$175m palm oil imported in 2014

Ghana last year imported 250,000 metric tonnes of palm oil from South East Asia at a cost of over $175m. Last year, the country produced 135,000 metric tonnes of palm oil, out of the 370,000 metric tonnes of palm oil demand. This is happening at a time when the cedi is depreciating fast due to high import volumes.This month, one metric tonne of palm oil is sold for $600, which is twice the price of one tonne of crude oil. Ghana Web


Pakistani importers seek 66,000 tons of soybeans from U.S. or Brazil

Pakistani importers are negotiating over the purchase of about 66,000 tons of soybeans to be sourced from the United States or Brazil, European traders said on Wednesday. The soybeans were being sought for shipment between Nov. 15 and Dec. 15, they said.

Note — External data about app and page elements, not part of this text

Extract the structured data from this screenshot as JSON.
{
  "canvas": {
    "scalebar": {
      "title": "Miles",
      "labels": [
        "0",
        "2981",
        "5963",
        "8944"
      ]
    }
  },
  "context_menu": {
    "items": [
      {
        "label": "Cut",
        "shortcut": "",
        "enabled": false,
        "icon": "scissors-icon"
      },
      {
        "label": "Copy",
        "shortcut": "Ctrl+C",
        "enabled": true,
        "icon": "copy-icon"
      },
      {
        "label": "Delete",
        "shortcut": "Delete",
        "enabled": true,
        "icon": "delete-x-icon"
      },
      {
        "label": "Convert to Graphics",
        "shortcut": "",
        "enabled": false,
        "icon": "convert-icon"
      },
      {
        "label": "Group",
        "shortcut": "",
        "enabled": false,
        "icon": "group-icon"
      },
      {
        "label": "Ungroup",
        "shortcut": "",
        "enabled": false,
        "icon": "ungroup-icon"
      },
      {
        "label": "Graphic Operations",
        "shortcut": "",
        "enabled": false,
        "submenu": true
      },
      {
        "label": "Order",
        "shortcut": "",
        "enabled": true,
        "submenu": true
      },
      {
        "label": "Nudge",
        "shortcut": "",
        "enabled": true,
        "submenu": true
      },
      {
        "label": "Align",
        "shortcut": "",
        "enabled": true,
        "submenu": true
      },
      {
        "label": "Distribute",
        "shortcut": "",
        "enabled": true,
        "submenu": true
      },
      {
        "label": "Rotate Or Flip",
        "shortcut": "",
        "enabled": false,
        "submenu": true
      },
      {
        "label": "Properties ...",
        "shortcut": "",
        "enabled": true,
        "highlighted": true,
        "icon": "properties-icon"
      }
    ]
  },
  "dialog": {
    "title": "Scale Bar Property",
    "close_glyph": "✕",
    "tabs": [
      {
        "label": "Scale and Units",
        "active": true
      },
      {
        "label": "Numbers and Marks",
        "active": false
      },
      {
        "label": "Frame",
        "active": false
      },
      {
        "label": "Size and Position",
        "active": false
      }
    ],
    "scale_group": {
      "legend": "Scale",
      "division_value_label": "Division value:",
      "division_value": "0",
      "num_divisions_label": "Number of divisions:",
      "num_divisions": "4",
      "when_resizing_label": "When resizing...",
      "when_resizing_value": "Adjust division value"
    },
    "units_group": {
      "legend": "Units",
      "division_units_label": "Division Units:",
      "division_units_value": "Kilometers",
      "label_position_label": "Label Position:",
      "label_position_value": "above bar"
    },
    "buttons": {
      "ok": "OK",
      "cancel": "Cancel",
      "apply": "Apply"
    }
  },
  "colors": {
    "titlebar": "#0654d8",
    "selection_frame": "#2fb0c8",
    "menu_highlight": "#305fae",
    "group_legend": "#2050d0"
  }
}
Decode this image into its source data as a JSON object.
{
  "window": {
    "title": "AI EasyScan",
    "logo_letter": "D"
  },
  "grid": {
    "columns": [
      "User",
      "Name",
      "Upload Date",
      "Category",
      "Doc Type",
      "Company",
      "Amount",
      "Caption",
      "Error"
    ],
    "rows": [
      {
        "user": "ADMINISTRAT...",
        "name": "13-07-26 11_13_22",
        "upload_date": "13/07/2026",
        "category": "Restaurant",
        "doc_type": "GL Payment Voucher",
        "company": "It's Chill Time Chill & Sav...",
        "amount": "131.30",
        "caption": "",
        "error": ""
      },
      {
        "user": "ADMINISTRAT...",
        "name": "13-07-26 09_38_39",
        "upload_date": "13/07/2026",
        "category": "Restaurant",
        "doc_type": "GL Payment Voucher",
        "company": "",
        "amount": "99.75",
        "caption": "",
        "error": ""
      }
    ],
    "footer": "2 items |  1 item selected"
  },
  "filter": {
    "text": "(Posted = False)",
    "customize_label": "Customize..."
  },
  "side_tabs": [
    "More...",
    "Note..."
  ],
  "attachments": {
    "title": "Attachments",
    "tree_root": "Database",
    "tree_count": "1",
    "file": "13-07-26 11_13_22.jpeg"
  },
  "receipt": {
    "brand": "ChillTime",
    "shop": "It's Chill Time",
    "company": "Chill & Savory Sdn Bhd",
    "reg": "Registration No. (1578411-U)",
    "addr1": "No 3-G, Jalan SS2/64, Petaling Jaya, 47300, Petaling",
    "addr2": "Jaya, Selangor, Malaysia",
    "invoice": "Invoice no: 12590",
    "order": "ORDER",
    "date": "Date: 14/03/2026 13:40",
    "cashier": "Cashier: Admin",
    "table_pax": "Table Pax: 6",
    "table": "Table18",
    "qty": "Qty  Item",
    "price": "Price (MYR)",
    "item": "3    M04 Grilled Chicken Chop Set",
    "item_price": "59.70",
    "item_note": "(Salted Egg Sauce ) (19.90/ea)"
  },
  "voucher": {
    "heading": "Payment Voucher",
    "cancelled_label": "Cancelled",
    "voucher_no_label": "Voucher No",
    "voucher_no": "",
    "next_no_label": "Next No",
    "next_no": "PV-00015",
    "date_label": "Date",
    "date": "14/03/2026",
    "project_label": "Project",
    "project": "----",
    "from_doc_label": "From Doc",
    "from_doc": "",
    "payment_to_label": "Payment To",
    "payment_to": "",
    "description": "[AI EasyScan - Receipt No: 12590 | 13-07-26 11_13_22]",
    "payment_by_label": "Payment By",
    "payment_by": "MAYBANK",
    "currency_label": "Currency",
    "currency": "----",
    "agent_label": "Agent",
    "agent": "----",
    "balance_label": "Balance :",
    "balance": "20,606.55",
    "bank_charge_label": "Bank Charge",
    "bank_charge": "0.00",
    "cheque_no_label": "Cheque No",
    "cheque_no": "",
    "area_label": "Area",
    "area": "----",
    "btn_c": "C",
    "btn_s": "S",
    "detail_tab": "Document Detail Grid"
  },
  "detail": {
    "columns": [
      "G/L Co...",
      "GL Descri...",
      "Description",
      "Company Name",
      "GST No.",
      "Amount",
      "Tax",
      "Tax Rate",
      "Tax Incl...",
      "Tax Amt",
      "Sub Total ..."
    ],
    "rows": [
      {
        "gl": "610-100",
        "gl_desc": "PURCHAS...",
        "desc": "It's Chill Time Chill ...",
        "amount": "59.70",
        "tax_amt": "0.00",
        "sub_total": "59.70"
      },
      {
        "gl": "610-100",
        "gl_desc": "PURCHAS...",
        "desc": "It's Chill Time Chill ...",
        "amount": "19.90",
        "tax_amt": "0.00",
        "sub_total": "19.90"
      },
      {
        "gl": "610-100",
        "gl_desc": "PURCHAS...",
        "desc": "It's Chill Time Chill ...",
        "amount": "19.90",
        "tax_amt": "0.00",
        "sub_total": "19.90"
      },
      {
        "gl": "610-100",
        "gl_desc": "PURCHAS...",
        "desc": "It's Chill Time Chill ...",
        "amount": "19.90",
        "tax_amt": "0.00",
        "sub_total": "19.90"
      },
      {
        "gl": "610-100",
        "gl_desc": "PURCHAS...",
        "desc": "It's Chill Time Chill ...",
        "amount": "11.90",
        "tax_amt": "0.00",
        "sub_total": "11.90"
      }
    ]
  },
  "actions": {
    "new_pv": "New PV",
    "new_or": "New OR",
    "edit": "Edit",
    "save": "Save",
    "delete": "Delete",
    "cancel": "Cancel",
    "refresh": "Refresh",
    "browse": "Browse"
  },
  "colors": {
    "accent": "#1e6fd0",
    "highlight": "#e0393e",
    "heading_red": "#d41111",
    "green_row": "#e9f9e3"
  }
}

Pakistan has been a heavy buyer of soybeans this year as import duties and local sales taxes have made soybean imports for local crushing more attractive than soymeal imports, one trader said. “Pakistan has already purchased over 700,000 tons of soybeans since the end of February,” one trader said. “Pakistani processors are crushing over 75,000 tons of soybeans monthly. Two vessels are loading from the United States and one from Brazil.” Ag Week

Soybean farmers face a new foe: early aphids

Aphids, the tiny insects that can overwhelm soybeans and reduce yields, are appearing earlier than in previous years. Erin Hodgson, an associate professor of entomology at Iowa State University, says she’s received reports that producers in Wisconsin, Minnesota, and northeastern counties in Iowa are treating soybeans for aphids, about two weeks ahead of when the pests became problematic last year. Hodgson says she can’t say for certain why aphids appear to be running ahead of schedule, but she recommends farmers stay vigilant. Futurity